The main roles of the penis are to carry urine and sperm out of the body. The urethra is the tube that carries urine and sperm through the penis to the outside. The opening to the outside is called the “meatus.” Both tasks are easier when the meatus is at the tip of the head (“glans”) of the penis.
Hypospadias is a condition where the meatus isn’t at the tip of the penis. Instead, the hole may be any place along the underside of the penis. The meatus (hole) is most often found near the end of the penis (“distal” position). But it may also be found from the middle of the penile shaft to the base of the penis, or even within the scrotum (“proximal” positions). Over 80% of boys with this health issue have distal hypospadias. In 15% of those cases, the penis also curves downward slightly, a condition called “chordee.” When the meatus opens further down the shaft, curvature occurs in more than 50% of patients. Hypospadias is a common birth defect found in up to 1 in every 200 boys.

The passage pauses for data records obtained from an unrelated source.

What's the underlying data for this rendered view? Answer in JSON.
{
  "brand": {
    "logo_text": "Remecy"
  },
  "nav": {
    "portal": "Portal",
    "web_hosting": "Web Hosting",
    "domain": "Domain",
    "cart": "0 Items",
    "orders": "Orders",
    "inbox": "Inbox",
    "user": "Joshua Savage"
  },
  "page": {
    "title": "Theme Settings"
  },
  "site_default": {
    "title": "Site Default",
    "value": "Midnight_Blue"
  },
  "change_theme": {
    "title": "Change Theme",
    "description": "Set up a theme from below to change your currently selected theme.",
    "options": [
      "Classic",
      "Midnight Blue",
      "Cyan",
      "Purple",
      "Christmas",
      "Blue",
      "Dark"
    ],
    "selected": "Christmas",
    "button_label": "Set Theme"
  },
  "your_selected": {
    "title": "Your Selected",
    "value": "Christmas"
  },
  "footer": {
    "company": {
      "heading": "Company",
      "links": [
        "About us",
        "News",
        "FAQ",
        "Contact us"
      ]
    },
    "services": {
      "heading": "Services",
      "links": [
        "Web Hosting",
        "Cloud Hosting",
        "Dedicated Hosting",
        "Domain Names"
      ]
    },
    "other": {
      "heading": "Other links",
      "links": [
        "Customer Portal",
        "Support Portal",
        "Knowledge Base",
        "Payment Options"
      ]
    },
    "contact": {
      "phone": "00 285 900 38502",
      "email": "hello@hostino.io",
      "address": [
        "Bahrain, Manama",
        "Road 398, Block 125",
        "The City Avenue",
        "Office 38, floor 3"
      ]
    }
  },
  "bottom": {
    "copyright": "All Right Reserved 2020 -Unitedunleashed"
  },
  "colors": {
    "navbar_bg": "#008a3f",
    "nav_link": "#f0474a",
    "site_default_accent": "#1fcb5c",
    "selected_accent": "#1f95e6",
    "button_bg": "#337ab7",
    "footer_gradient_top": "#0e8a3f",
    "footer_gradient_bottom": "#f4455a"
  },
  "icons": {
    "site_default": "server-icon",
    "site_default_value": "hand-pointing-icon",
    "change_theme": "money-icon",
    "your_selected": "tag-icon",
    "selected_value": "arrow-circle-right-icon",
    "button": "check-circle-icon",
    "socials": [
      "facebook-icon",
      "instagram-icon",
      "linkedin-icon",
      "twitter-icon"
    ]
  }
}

In most cases, hypospadias is the only developmental problem in these infants and doesn’t imply there are other flaws in the urinary system or other organs.